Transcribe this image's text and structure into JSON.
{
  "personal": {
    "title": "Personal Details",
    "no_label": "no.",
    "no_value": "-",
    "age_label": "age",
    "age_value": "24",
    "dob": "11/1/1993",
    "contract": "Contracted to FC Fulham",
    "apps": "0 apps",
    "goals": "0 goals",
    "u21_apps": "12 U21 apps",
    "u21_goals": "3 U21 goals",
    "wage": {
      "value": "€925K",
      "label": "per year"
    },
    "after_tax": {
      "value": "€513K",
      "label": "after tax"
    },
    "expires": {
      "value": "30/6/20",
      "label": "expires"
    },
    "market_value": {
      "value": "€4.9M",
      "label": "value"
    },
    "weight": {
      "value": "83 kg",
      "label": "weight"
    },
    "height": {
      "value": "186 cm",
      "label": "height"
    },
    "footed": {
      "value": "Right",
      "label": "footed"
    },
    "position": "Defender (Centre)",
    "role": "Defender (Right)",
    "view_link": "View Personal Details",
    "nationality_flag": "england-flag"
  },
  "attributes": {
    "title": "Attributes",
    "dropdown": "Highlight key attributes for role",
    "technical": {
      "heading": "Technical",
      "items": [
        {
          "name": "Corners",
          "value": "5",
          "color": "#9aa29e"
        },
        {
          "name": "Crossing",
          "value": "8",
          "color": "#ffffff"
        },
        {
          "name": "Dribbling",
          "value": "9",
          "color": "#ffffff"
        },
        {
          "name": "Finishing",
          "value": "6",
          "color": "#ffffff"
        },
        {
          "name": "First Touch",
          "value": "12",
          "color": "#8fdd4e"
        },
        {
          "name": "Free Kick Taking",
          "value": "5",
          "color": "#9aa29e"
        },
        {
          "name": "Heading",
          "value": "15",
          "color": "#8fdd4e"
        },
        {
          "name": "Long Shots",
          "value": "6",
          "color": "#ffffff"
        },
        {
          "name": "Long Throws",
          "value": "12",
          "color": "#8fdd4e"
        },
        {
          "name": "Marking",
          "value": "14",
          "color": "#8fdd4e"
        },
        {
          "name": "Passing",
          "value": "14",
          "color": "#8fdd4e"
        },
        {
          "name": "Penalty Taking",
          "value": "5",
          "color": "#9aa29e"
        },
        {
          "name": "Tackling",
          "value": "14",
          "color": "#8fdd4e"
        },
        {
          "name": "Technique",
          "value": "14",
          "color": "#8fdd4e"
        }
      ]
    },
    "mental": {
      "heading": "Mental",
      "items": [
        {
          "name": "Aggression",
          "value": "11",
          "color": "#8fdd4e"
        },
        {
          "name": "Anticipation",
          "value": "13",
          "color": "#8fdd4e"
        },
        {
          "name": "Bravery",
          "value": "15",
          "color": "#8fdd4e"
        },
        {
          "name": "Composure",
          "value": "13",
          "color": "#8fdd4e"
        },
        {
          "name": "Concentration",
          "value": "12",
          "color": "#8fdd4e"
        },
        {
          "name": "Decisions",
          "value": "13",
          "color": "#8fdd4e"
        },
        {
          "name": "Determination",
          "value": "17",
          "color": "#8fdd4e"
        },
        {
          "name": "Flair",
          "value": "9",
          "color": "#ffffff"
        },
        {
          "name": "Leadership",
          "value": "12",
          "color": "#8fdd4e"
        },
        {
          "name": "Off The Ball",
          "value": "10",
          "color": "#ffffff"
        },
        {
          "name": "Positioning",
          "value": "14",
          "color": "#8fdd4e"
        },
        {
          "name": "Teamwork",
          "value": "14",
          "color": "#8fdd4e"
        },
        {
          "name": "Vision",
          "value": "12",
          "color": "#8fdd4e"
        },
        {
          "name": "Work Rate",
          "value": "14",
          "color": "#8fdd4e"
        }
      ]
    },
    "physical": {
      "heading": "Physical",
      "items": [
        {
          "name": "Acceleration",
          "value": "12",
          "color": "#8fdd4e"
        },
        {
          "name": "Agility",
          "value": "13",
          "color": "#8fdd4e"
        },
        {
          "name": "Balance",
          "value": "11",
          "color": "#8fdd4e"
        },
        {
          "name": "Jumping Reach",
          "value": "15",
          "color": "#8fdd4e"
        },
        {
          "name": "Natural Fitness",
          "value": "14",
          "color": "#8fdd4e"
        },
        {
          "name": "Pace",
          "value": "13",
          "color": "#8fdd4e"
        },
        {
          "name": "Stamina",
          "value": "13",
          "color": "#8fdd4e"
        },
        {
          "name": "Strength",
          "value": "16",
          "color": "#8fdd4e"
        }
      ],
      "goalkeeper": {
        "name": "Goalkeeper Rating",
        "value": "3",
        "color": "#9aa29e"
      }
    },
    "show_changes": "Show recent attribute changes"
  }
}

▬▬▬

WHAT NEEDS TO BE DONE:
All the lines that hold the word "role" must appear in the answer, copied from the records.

REPLY:
    "role": "Defender (Right)",
    "dropdown": "Highlight key attributes for role",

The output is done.